Thus under careful and loving supervision and handling, the baby life is developed and guided till the perfect specimen emerges as the finished statue comes forth from under the sculptor's hammer and chisel. But when the sculptor has done his work, even the best of which the world has knowledge, the result is beautiful but cold, symmetrical but without emotion, suggestive of life but itself lifeless. But when the baby has been reared and fashioned into physical completeness and power, it is a living, breathing organism, formed for self-government and self-determination. Then, perhaps, you have reared a great scholar, a great poet, a great scientist, a great statesman, or some other great leader of men and women. Then you have set into motion a force which goes on endlessly perpetuating itself and creating vast new forces like unto itself to the end of time.

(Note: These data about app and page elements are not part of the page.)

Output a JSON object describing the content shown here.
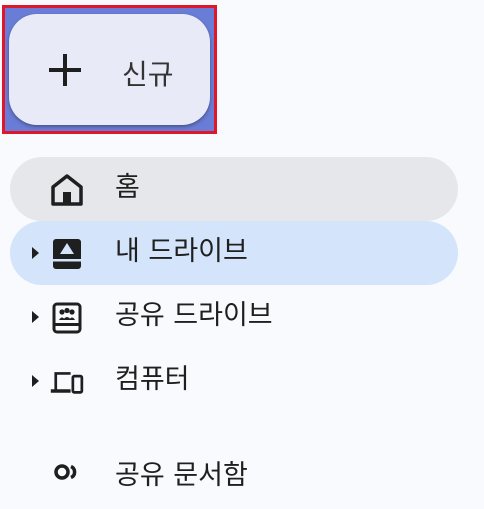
{
  "new_button": {
    "label": "신규"
  },
  "nav": {
    "home": {
      "label": "홈"
    },
    "my_drive": {
      "label": "내 드라이브"
    },
    "shared_drives": {
      "label": "공유 드라이브"
    },
    "computers": {
      "label": "컴퓨터"
    },
    "shared_with_me": {
      "label": "공유 문서함"
    }
  },
  "colors": {
    "background": "#f8fafd",
    "new_button_bg": "#e8ebf7",
    "highlight_border": "#e0172b",
    "home_bg": "#e6e7ea",
    "selected_bg": "#d3e4fb"
  },
  "icons": {
    "new": "plus-icon",
    "home": "home-icon",
    "my_drive": "drive-icon",
    "shared_drives": "shared-drive-icon",
    "computers": "computers-icon",
    "shared_with_me": "people-icon"
  }
}
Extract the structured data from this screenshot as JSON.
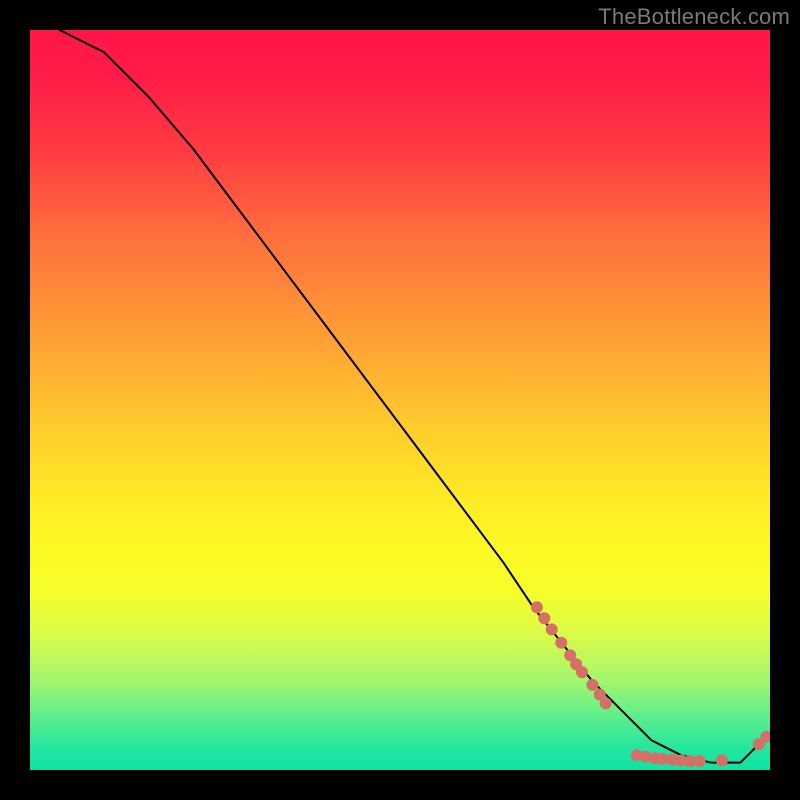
{
  "watermark": "TheBottleneck.com",
  "chart_data": {
    "type": "line",
    "title": "",
    "xlabel": "",
    "ylabel": "",
    "xlim": [
      0,
      100
    ],
    "ylim": [
      0,
      100
    ],
    "grid": false,
    "legend": false,
    "series": [
      {
        "name": "curve",
        "style": "solid-black",
        "x": [
          4,
          10,
          16,
          22,
          28,
          34,
          40,
          46,
          52,
          58,
          64,
          68,
          72,
          76,
          80,
          82,
          84,
          86,
          88,
          90,
          92,
          94,
          96,
          98,
          100
        ],
        "y": [
          100,
          97,
          91,
          84,
          76,
          68,
          60,
          52,
          44,
          36,
          28,
          22,
          17,
          12,
          8,
          6,
          4,
          3,
          2,
          1.5,
          1,
          1,
          1,
          3,
          5
        ]
      }
    ],
    "scatter_segments": [
      {
        "name": "upper-dotted-cluster",
        "color": "#d47066",
        "points": [
          {
            "x": 68.5,
            "y": 22.0
          },
          {
            "x": 69.5,
            "y": 20.5
          },
          {
            "x": 70.5,
            "y": 19.0
          },
          {
            "x": 71.8,
            "y": 17.2
          },
          {
            "x": 73.0,
            "y": 15.5
          },
          {
            "x": 73.8,
            "y": 14.3
          },
          {
            "x": 74.6,
            "y": 13.2
          },
          {
            "x": 76.0,
            "y": 11.5
          },
          {
            "x": 77.0,
            "y": 10.2
          },
          {
            "x": 77.8,
            "y": 9.0
          }
        ]
      },
      {
        "name": "bottom-dotted-cluster",
        "color": "#d47066",
        "points": [
          {
            "x": 82.0,
            "y": 2.0
          },
          {
            "x": 83.2,
            "y": 1.8
          },
          {
            "x": 84.5,
            "y": 1.6
          },
          {
            "x": 85.5,
            "y": 1.5
          },
          {
            "x": 86.8,
            "y": 1.4
          },
          {
            "x": 88.0,
            "y": 1.3
          },
          {
            "x": 89.2,
            "y": 1.2
          },
          {
            "x": 90.5,
            "y": 1.2
          },
          {
            "x": 93.5,
            "y": 1.3
          },
          {
            "x": 98.5,
            "y": 3.5
          },
          {
            "x": 99.5,
            "y": 4.5
          }
        ]
      }
    ],
    "background_gradient": {
      "top": "#ff1648",
      "upper_mid": "#ffc62e",
      "lower_mid": "#fdf923",
      "bottom": "#0fe3a4"
    }
  }
}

The human body is the most wonderful structure which exists. Its wonderful coordination, its capacity for development, its beautiful functioning in which all the parts are fitly joined and compacted together, make that beautiful structure which even in lifeless stone or marble charms and often thrills us. This body has itself undergone vast changes, and the story of its evolution is itself a wonderful tale of how powers develop and physical beauty and capability have become organized. It is more than a mere question of health, though health is uppermost always in our thought, because lack of it means the stoppage of everything else. It is a question of making a creditable addition to the human race, of giving to our children the only aristocracy worth having, that of pure blood and unstained physical organization, out of which may come a beautiful and vigorous mental life. Love to the baby can do much. But even love must be instructed, and bring Science and Experience and Care as handmaids to secure the final result. The baby life is the seedling which, albeit so tiny and so helpless at the beginning, when it has grown to the sturdy and powerful tree rooted in strength of limb and organ, becomes the refuge and strength of many others. This is what makes the physical care of the child so vital to the child himself and to the race in whose development he must play a vital and uplifting part.